Take a Petroglyph Tour
While you’re in the area around Island in the Sky and Moab, sign up for a rock art auto tour. You’ll have the chance to see many fine examples of Native American petroglyphs (scratched or engraved on rock) and pictographs (painted or drawn on rock).
Take a Side Trip on Long Canyon Road
A detour off Potash Road just after the Jug Handle Arch, this fantastic gravel route is worth the extra time. You’ll climb uphill on hairpin bends to Pucker Pass. The best moment is when you drive right beneath a massive boulder that has collapsed from the cliff face. Return the 4.3 miles to Potash Road to continue on to Moab. Or, when you get to Pucker Pass, you can continue on a mesa that leads to Dead Horse Point State Park.
Explore Canyonlands National Park Island in the Sky District
While you’re in the area doing the Shafer Canyon drive, stick around to explore the Island in the Sky district. A few of the area highlight include:

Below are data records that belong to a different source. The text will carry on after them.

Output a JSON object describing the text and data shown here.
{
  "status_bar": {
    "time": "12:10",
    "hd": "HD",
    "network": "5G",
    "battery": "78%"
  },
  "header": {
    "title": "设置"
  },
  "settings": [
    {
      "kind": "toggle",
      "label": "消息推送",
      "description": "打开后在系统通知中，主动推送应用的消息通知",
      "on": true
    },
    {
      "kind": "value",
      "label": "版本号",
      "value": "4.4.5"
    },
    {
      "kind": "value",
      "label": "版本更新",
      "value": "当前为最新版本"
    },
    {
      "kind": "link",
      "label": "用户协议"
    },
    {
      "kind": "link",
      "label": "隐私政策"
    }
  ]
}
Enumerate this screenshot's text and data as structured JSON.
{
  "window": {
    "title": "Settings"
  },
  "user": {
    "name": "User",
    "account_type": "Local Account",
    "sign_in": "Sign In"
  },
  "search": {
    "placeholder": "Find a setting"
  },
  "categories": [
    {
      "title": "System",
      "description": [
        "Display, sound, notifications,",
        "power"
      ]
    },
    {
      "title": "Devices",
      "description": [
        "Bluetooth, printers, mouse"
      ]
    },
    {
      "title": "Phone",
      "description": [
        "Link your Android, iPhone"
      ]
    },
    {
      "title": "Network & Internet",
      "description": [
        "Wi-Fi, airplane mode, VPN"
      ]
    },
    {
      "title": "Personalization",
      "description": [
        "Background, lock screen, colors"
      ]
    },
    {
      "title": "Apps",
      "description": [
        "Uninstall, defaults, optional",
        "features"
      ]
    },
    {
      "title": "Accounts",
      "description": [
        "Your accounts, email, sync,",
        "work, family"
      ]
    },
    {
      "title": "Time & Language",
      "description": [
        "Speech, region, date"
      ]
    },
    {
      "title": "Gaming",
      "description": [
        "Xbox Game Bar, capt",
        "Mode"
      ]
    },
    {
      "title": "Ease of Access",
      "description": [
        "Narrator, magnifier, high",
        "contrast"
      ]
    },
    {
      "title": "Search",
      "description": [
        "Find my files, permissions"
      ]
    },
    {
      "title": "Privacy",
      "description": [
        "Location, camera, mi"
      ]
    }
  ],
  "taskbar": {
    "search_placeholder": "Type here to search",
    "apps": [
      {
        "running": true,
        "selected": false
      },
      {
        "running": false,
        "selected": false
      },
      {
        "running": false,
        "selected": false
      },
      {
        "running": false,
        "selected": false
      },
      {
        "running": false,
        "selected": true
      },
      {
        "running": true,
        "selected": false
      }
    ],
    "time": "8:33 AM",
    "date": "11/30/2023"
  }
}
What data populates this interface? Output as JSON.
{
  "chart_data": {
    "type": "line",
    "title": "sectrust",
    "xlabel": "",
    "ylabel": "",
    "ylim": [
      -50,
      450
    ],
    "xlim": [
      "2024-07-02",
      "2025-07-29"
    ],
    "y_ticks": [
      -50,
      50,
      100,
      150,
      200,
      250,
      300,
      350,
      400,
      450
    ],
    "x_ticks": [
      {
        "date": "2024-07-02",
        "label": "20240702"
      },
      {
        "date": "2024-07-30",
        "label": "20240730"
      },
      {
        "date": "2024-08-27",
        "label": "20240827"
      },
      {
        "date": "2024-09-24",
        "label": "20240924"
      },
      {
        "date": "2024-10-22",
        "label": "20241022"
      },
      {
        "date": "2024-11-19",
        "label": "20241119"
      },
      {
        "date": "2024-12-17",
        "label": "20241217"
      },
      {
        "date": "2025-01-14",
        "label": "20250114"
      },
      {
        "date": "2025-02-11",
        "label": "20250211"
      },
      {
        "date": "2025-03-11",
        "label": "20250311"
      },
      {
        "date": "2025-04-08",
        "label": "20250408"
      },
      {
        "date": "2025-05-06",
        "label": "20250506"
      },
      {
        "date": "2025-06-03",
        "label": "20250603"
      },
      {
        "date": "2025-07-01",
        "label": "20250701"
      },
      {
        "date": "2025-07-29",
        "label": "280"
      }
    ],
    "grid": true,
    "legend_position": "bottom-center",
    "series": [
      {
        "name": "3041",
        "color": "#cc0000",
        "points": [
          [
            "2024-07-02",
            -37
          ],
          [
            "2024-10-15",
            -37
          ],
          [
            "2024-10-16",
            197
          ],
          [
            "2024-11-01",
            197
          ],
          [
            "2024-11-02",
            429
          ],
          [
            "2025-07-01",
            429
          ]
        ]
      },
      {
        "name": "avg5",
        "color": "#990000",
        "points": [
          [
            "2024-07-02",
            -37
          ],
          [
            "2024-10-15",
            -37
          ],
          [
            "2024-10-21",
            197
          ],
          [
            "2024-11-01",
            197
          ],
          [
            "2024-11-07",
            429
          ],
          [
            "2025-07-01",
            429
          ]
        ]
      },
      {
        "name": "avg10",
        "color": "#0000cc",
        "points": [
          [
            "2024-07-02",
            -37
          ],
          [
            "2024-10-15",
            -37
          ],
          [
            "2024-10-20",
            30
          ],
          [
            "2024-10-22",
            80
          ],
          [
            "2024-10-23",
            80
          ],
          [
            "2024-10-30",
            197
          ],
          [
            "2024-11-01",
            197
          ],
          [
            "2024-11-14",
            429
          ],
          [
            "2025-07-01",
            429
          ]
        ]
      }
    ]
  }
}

Grand Overlook: Probably the best view in Island in the Sky. You can see Monument Basin, carved out by the Colorado River.
Buck Canyon Overlook: Stand at the edge of the mesa and see if you can find White Rim Road in the distance.
Green River Overlook: From here, you can see over the Soda Spring Basin of Canyonlands, formed by the Green River.
Mesa Arch: Worth a stop for the photo alone, the Mesa Arch is one of the most iconic landmarks in Canyonlands National Park. Walk on a short, graded gravel and dirt trail to the arch – sunrise is the most beautiful time to visit.